Source information:
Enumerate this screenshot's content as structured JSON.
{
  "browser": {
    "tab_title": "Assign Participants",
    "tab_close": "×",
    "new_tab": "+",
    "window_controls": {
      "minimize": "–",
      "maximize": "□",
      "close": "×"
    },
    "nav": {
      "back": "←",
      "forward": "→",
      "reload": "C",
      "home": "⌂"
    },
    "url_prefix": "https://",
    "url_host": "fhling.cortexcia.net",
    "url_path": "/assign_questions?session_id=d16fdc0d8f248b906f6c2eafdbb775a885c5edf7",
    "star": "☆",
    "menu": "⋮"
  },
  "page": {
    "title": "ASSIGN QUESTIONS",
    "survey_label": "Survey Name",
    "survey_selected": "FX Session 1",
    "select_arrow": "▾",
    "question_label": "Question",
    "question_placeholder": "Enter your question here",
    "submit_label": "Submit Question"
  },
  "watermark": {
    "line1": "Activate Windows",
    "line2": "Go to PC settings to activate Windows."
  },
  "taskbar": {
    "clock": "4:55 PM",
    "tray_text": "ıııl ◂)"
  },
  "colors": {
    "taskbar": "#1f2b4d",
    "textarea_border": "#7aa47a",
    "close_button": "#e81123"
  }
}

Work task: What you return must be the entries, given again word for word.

Completed exercise:
Enumerate this screenshot's content as structured JSON.
{
  "browser": {
    "tab_title": "Assign Participants",
    "tab_close": "×",
    "new_tab": "+",
    "window_controls": {
      "minimize": "–",
      "maximize": "□",
      "close": "×"
    },
    "nav": {
      "back": "←",
      "forward": "→",
      "reload": "C",
      "home": "⌂"
    },
    "url_prefix": "https://",
    "url_host": "fhling.cortexcia.net",
    "url_path": "/assign_questions?session_id=d16fdc0d8f248b906f6c2eafdbb775a885c5edf7",
    "star": "☆",
    "menu": "⋮"
  },
  "page": {
    "title": "ASSIGN QUESTIONS",
    "survey_label": "Survey Name",
    "survey_selected": "FX Session 1",
    "select_arrow": "▾",
    "question_label": "Question",
    "question_placeholder": "Enter your question here",
    "submit_label": "Submit Question"
  },
  "watermark": {
    "line1": "Activate Windows",
    "line2": "Go to PC settings to activate Windows."
  },
  "taskbar": {
    "clock": "4:55 PM",
    "tray_text": "ıııl ◂)"
  },
  "colors": {
    "taskbar": "#1f2b4d",
    "textarea_border": "#7aa47a",
    "close_button": "#e81123"
  }
}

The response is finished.